The UK leaving the European Union would create “a huge problem” for UK universities in new barriers to European research collaboration while damaging higher education across the Continent, according to senior figures in the German sector.
Universities UK has been running a campaign to highlight the benefits of membership to the nation’s universities that will gain increased presence now that David Cameron has set the date of the referendum on the nation’s EU membership for 23 June.
The future of relations between universities from the UK and Germany – the EU’s most populous nation, its largest economy and one of its leading players in higher education – could be altered by a Brexit.
Horst Hippler, president of the German Rectors’ Conference (the Hochschulrektorenkonferenz or HRK, Germany’s equivalent of UUK), told Times Higher Education: “To have Britain no longer belonging to the EU would be a disaster for international research in Europe.”
He added that “we have this problem already with Switzerland”, referring to the fallout after Swiss voters backed tougher restrictions on immigration in a 2014 referendum. After the vote, the EU temporarily suspended talks with Switzerland, which is not an EU member, over its participation as an associated country in the union's Horizon 2020 research and Erasmus+ student mobility programmes.
Higher education opponents of a Brexit argue that the Swiss case shows that the UK may find it hard to leave the EU while retaining access to key programmes in research and student mobility.
“When you’re no longer a member and just want to do some ‘raisin picking’, there will be a problem,” said Professor Hippler, a former president of the Karlsruhe Institute of Technology.
A Brexit would represent “a huge problem because research and science is always international”, he warned. “It would just increase barriers between Germany and Great Britain for exchange and all these things, which at the moment is very open.”
He added of what might happen after a Brexit: “Would [the UK] introduce visas? If you would introduce visas then it would be a big problem [in higher education].”
The HRK has discussed “intensively” the EU referendum with UUK, said Professor Hippler. “We strongly support UUK in all their efforts to convince the public to vote for Europe,” he added.
Bernd Huber, president of LMU Munich and former chairman of the League of European Research Universities, said that his personal view was that “Britain leaving the EU – whatever this means, that’s part of the debate – it would really be a catastrophe.”
He added that “one of the reasons is that the UK always stands for competition and for performance [in higher education] – that’s a very important element in the European debate”.
The president of LMU, the highest-ranked German institution in the 2015-16 THE World University Rankings (29th place), added: “The whole approach to higher education policy within the rest of Europe…that would change without the membership of the UK, because the UK has these very good universities, has this idea of performance incentives.

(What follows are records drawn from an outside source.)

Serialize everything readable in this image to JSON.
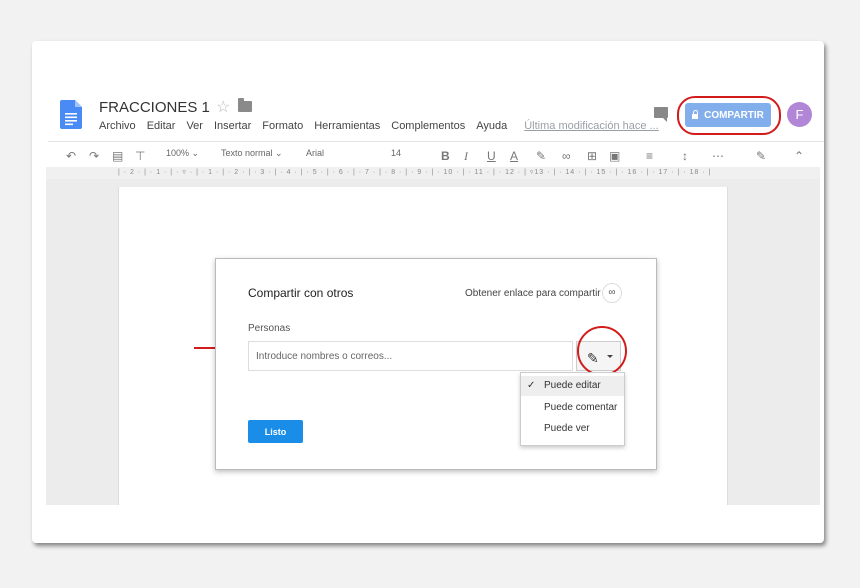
{
  "header": {
    "title": "FRACCIONES 1",
    "menu": [
      "Archivo",
      "Editar",
      "Ver",
      "Insertar",
      "Formato",
      "Herramientas",
      "Complementos",
      "Ayuda"
    ],
    "last_modified": "Última modificación hace ...",
    "share_label": "COMPARTIR",
    "avatar_initial": "F"
  },
  "toolbar": {
    "zoom": "100%",
    "style": "Texto normal",
    "font": "Arial",
    "size": "14"
  },
  "ruler": "| · 2 · | · 1 · | · ▿ · | · 1 · | · 2 · | · 3 · | · 4 · | · 5 · | · 6 · | · 7 · | · 8 · | · 9 · | · 10 · | · 11 · | · 12 · | ▿13 · | · 14 · | · 15 · | · 16 · | · 17 · | · 18 · |",
  "dialog": {
    "title": "Compartir con otros",
    "link_label": "Obtener enlace para compartir",
    "people_label": "Personas",
    "input_placeholder": "Introduce nombres o correos...",
    "done_label": "Listo",
    "permissions": [
      {
        "label": "Puede editar",
        "selected": true
      },
      {
        "label": "Puede comentar",
        "selected": false
      },
      {
        "label": "Puede ver",
        "selected": false
      }
    ]
  },
  "colors": {
    "share_button": "#82aeec",
    "done_button": "#1a8de8",
    "highlight": "#d21c1c",
    "avatar": "#b186d6"
  }
}
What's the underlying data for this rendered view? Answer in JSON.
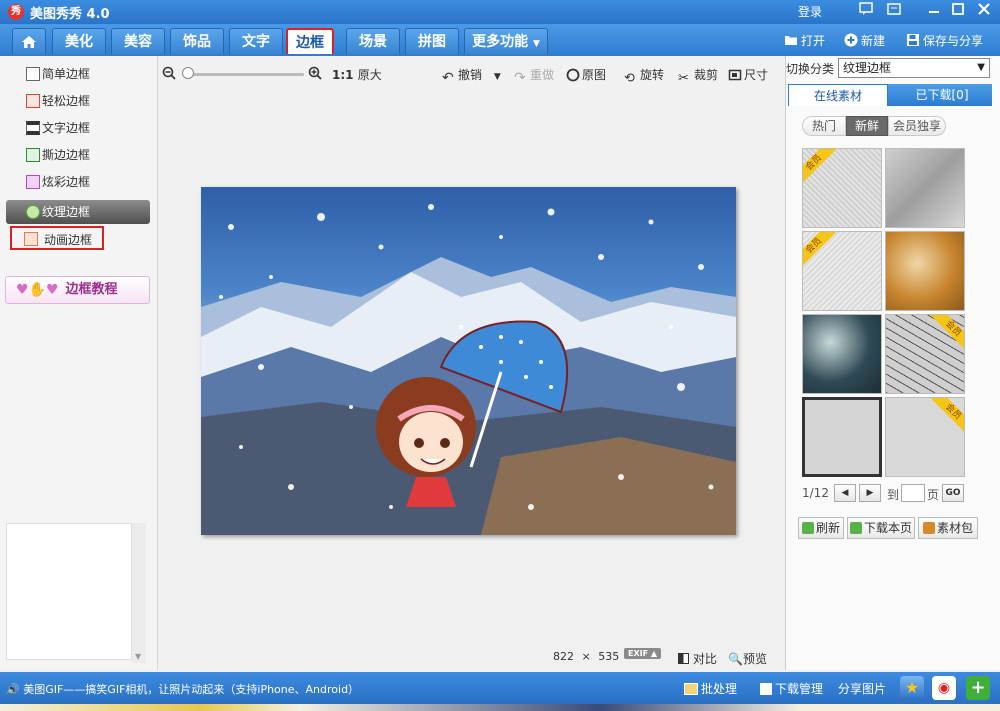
{
  "titlebar": {
    "logo_text": "秀",
    "title": "美图秀秀 4.0",
    "login": "登录"
  },
  "nav": {
    "tabs": [
      "美化",
      "美容",
      "饰品",
      "文字",
      "边框",
      "场景",
      "拼图",
      "更多功能"
    ],
    "active": "边框",
    "right_actions": [
      "打开",
      "新建",
      "保存与分享"
    ]
  },
  "left": {
    "items": [
      "简单边框",
      "轻松边框",
      "文字边框",
      "撕边边框",
      "炫彩边框",
      "纹理边框",
      "动画边框"
    ],
    "active": "纹理边框",
    "highlighted": "动画边框",
    "tutorial": "边框教程"
  },
  "toolbar": {
    "zoom_ratio": "1:1",
    "original_size": "原大",
    "undo": "撤销",
    "redo": "重做",
    "original": "原图",
    "rotate": "旋转",
    "crop": "裁剪",
    "size": "尺寸"
  },
  "canvas": {
    "width": "822",
    "times": "×",
    "height": "535",
    "exif": "EXIF",
    "compare": "对比",
    "preview": "预览"
  },
  "right": {
    "switch_label": "切换分类",
    "category": "纹理边框",
    "tabs": [
      "在线素材",
      "已下载[0]"
    ],
    "filters": [
      "热门",
      "新鲜",
      "会员独享"
    ],
    "active_filter": "新鲜",
    "member_badge": "会员",
    "pager": {
      "page": "1/12",
      "to": "到",
      "page_unit": "页",
      "go": "GO"
    },
    "actions": [
      "刷新",
      "下载本页",
      "素材包"
    ]
  },
  "bottom": {
    "message": "美图GIF——搞笑GIF相机，让照片动起来（支持iPhone、Android）",
    "items": [
      "批处理",
      "下载管理",
      "分享图片"
    ]
  },
  "colors": {
    "chrome_blue": "#2f7cd0",
    "highlight_red": "#e02020",
    "member_gold": "#f5c518"
  }
}
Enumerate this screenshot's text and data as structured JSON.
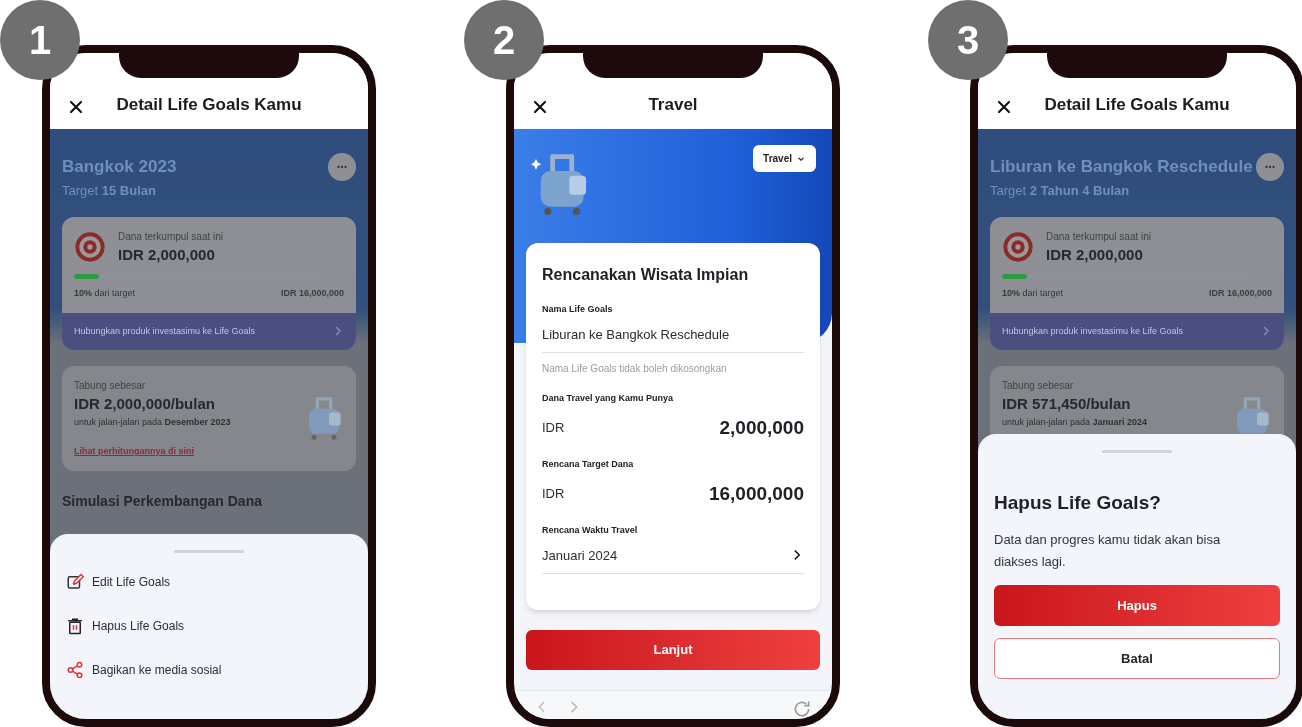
{
  "screens": [
    {
      "kind": "goal_detail",
      "badge": "1",
      "title": "Detail Life Goals Kamu",
      "goal": {
        "name": "Bangkok 2023",
        "target": "Target **15 Bulan**",
        "collected_label": "Dana terkumpul saat ini",
        "collected": "IDR 2,000,000",
        "level": 0.1,
        "progress": "**10%** dari target",
        "target_amount": "IDR 16,000,000",
        "link_banner": "Hubungkan produk investasimu ke Life Goals",
        "save_label": "Tabung sebesar",
        "save_amount": "IDR 2,000,000/bulan",
        "save_note": "untuk jalan-jalan pada **Desember 2023**",
        "calc_link": "Lihat perhitungannya di sini",
        "section_title": "Simulasi Perkembangan Dana"
      },
      "sheet": {
        "kind": "menu",
        "items": [
          {
            "kind": "edit",
            "label": "Edit Life Goals"
          },
          {
            "kind": "delete",
            "label": "Hapus Life Goals"
          },
          {
            "kind": "share",
            "label": "Bagikan ke media sosial"
          }
        ]
      }
    },
    {
      "kind": "form",
      "badge": "2",
      "title": "Travel",
      "category": "Travel",
      "card_title": "Rencanakan Wisata Impian",
      "fields": [
        {
          "kind": "text",
          "label": "Nama Life Goals",
          "value": "Liburan ke Bangkok Reschedule",
          "helper": "Nama Life Goals tidak boleh dikosongkan"
        },
        {
          "kind": "amount",
          "label": "Dana Travel yang Kamu Punya",
          "currency": "IDR",
          "value": "2,000,000"
        },
        {
          "kind": "amount",
          "label": "Rencana Target Dana",
          "currency": "IDR",
          "value": "16,000,000"
        },
        {
          "kind": "select",
          "label": "Rencana Waktu Travel",
          "value": "Januari 2024"
        }
      ],
      "button": "Lanjut"
    },
    {
      "kind": "goal_detail",
      "badge": "3",
      "title": "Detail Life Goals Kamu",
      "goal": {
        "name": "Liburan ke Bangkok Reschedule",
        "target": "Target **2 Tahun 4 Bulan**",
        "collected_label": "Dana terkumpul saat ini",
        "collected": "IDR 2,000,000",
        "level": 0.1,
        "progress": "**10%** dari target",
        "target_amount": "IDR 16,000,000",
        "link_banner": "Hubungkan produk investasimu ke Life Goals",
        "save_label": "Tabung sebesar",
        "save_amount": "IDR 571,450/bulan",
        "save_note": "untuk jalan-jalan pada **Januari 2024**"
      },
      "sheet": {
        "kind": "confirm",
        "title": "Hapus Life Goals?",
        "message": "Data dan progres kamu tidak akan bisa diakses lagi.",
        "buttons": [
          {
            "kind": "primary",
            "label": "Hapus"
          },
          {
            "kind": "secondary",
            "label": "Batal"
          }
        ]
      }
    }
  ]
}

“This philosophy, this view and this perspective would be lost on the [European] higher education scene.”